== Segment start ==

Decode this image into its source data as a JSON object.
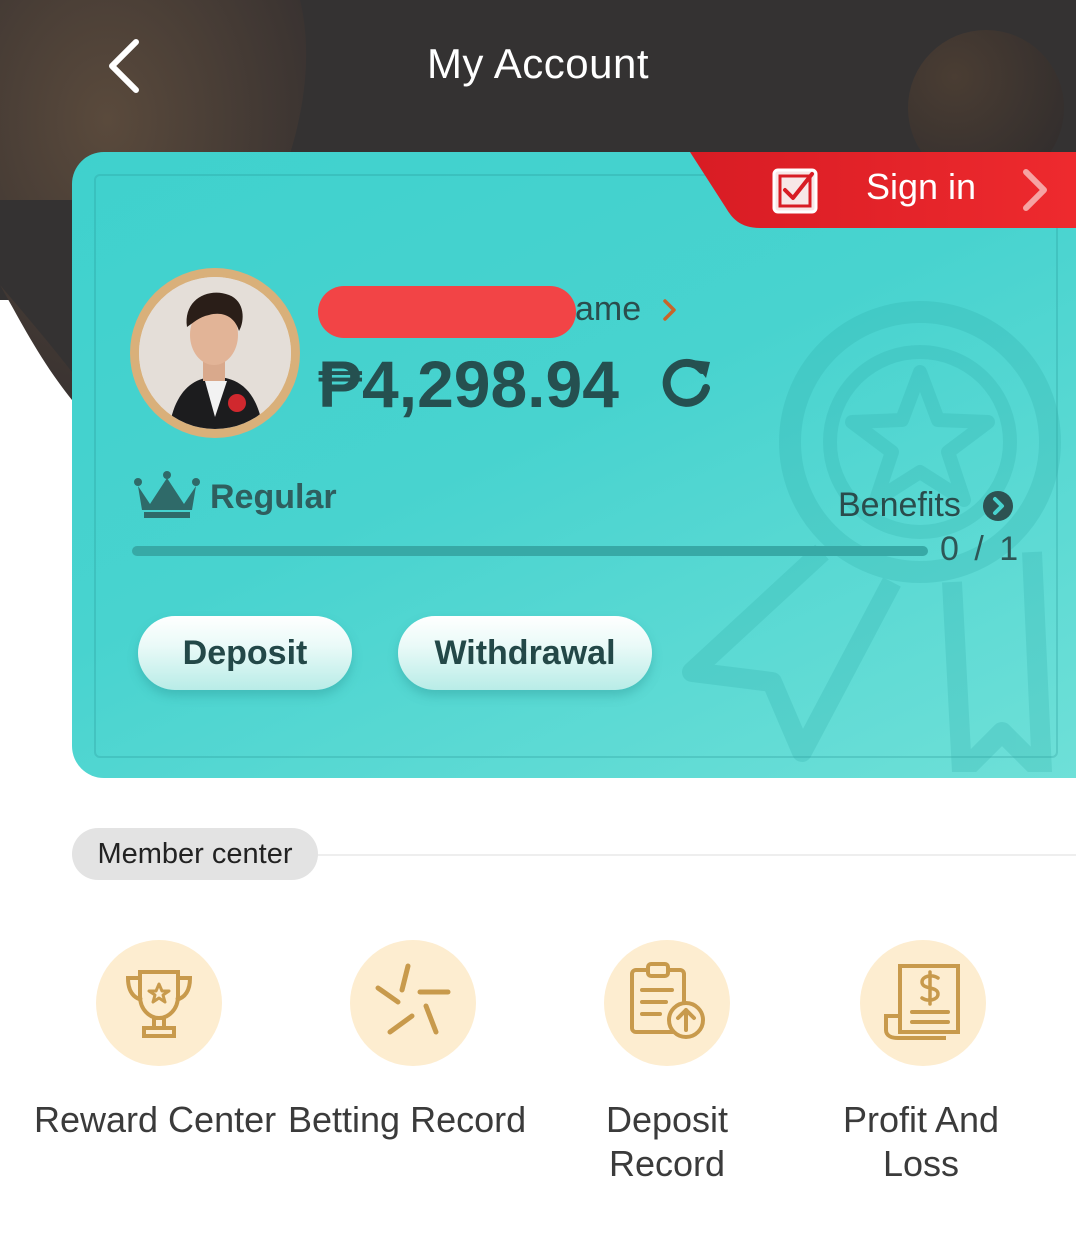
{
  "header": {
    "title": "My Account",
    "back_icon": "chevron-left-icon"
  },
  "sign_in": {
    "label": "Sign in",
    "icon": "checkbox-icon"
  },
  "profile": {
    "username_visible": "ame",
    "balance": "₱4,298.94",
    "level": "Regular",
    "benefits_label": "Benefits",
    "progress_text": "0 / 1",
    "progress_fraction": 0
  },
  "actions": {
    "deposit": "Deposit",
    "withdrawal": "Withdrawal"
  },
  "member_center": {
    "section_label": "Member center",
    "items": [
      {
        "label": "Reward Center",
        "icon": "trophy-icon"
      },
      {
        "label": "Betting Record",
        "icon": "betting-icon"
      },
      {
        "label": "Deposit\nRecord",
        "icon": "clipboard-upload-icon"
      },
      {
        "label": "Profit And\nLoss",
        "icon": "receipt-dollar-icon"
      }
    ]
  },
  "colors": {
    "header_dark": "#343232",
    "card_teal": "#48d3cf",
    "signin_red": "#e02128",
    "icon_gold": "#c89a4c",
    "icon_bg": "#fdedd0"
  }
}
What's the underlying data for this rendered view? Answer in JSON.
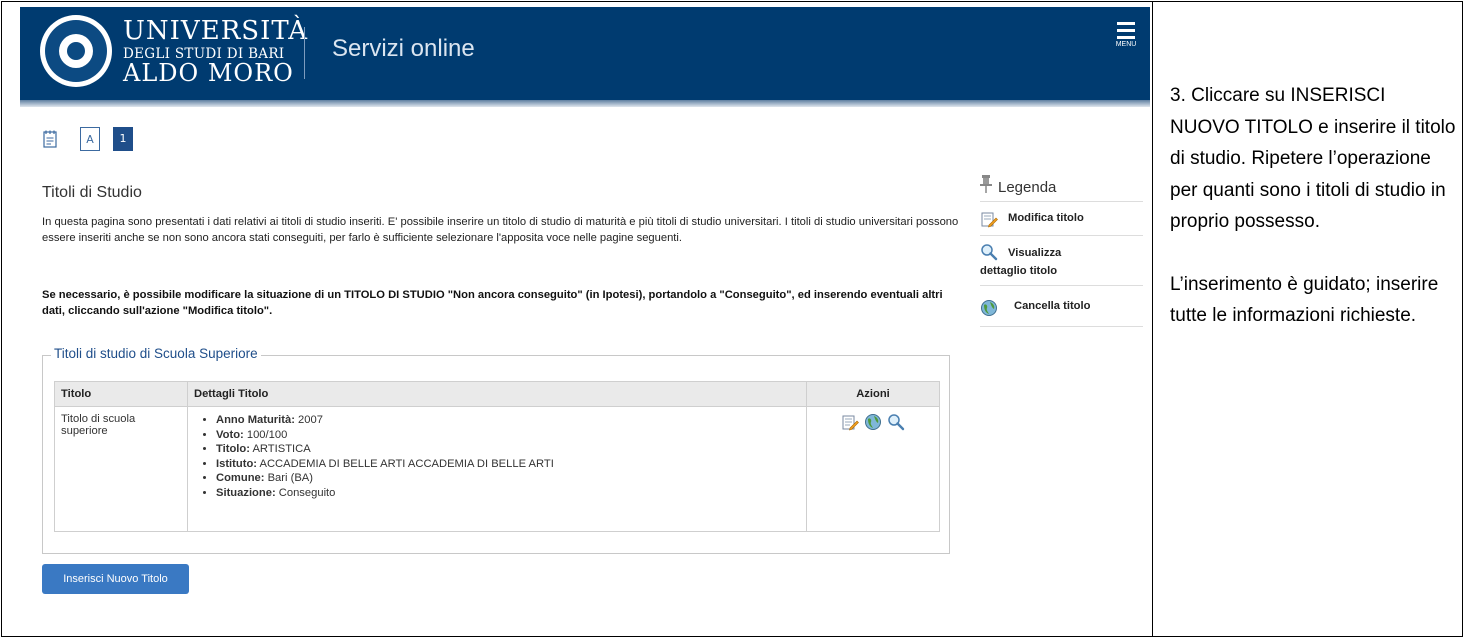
{
  "header": {
    "uni_line1": "UNIVERSITÀ",
    "uni_line2": "DEGLI STUDI DI BARI",
    "uni_line3": "ALDO MORO",
    "service_title": "Servizi online",
    "menu_label": "MENU",
    "bar_color": "#003b70"
  },
  "steps": {
    "step_a": "A",
    "step_1": "1"
  },
  "page": {
    "title": "Titoli di Studio",
    "description": "In questa pagina sono presentati i dati relativi ai titoli di studio inseriti. E' possibile inserire un titolo di studio di maturità e più titoli di studio universitari. I titoli di studio universitari possono essere inseriti anche se non sono ancora stati conseguiti, per farlo è sufficiente selezionare l'apposita voce nelle pagine seguenti.",
    "description_bold": "Se necessario, è possibile modificare la situazione di un TITOLO DI STUDIO \"Non ancora conseguito\" (in Ipotesi), portandolo a \"Conseguito\", ed inserendo eventuali altri dati, cliccando sull'azione \"Modifica titolo\"."
  },
  "section": {
    "legend": "Titoli di studio di Scuola Superiore",
    "headers": {
      "titolo": "Titolo",
      "dettagli": "Dettagli Titolo",
      "azioni": "Azioni"
    },
    "row": {
      "titolo": "Titolo di scuola superiore",
      "details": [
        {
          "label": "Anno Maturità:",
          "value": "2007"
        },
        {
          "label": "Voto:",
          "value": "100/100"
        },
        {
          "label": "Titolo:",
          "value": "ARTISTICA"
        },
        {
          "label": "Istituto:",
          "value": "ACCADEMIA DI BELLE ARTI ACCADEMIA DI BELLE ARTI"
        },
        {
          "label": "Comune:",
          "value": "Bari (BA)"
        },
        {
          "label": "Situazione:",
          "value": "Conseguito"
        }
      ],
      "action_icons": [
        "edit-icon",
        "globe-delete-icon",
        "magnifier-icon"
      ]
    }
  },
  "insert_button": "Inserisci Nuovo Titolo",
  "legenda": {
    "title": "Legenda",
    "items": [
      {
        "icon": "edit-icon",
        "label": "Modifica titolo"
      },
      {
        "icon": "magnifier-icon",
        "label": "Visualizza dettaglio titolo"
      },
      {
        "icon": "globe-delete-icon",
        "label": "Cancella titolo"
      }
    ]
  },
  "instructions": {
    "para1": "3. Cliccare su INSERISCI NUOVO TITOLO e inserire il titolo di studio. Ripetere l’operazione per quanti sono i  titoli di studio in proprio possesso.",
    "para2": "L’inserimento è guidato; inserire tutte le informazioni richieste."
  }
}
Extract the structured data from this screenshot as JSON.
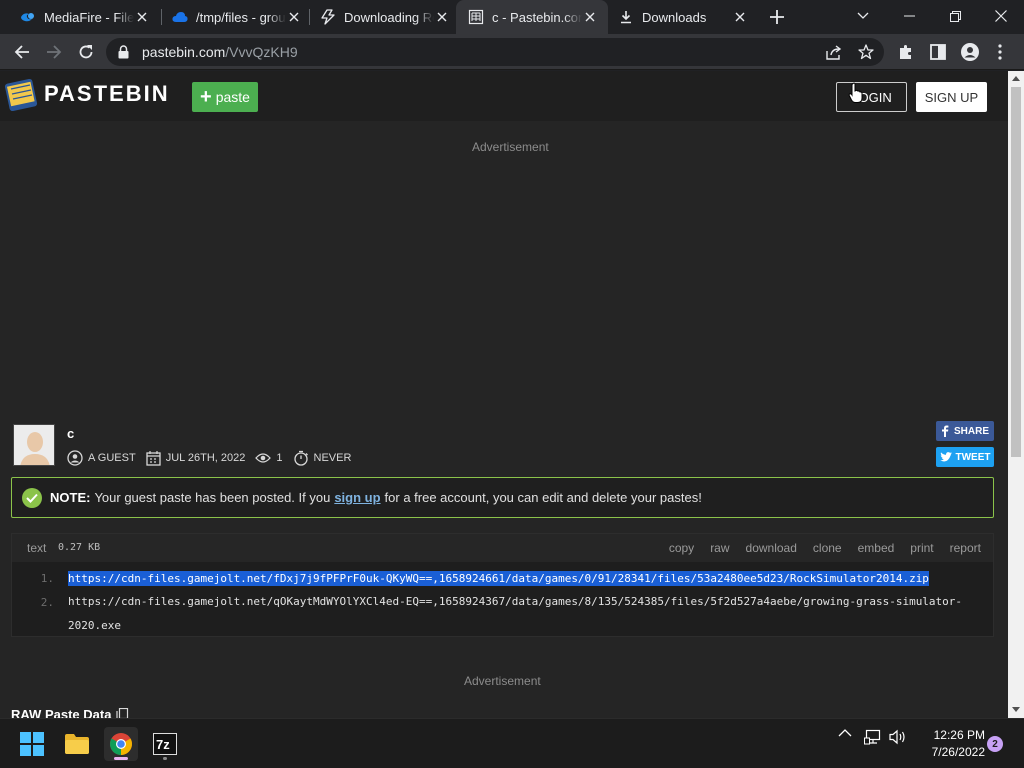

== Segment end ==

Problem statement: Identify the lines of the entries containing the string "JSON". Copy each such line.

Answer to the problem:
Decode this image into its source data as a JSON object.
What's the underlying data for this rendered view? Answer in JSON.
Extract the structured data from this screenshot as JSON.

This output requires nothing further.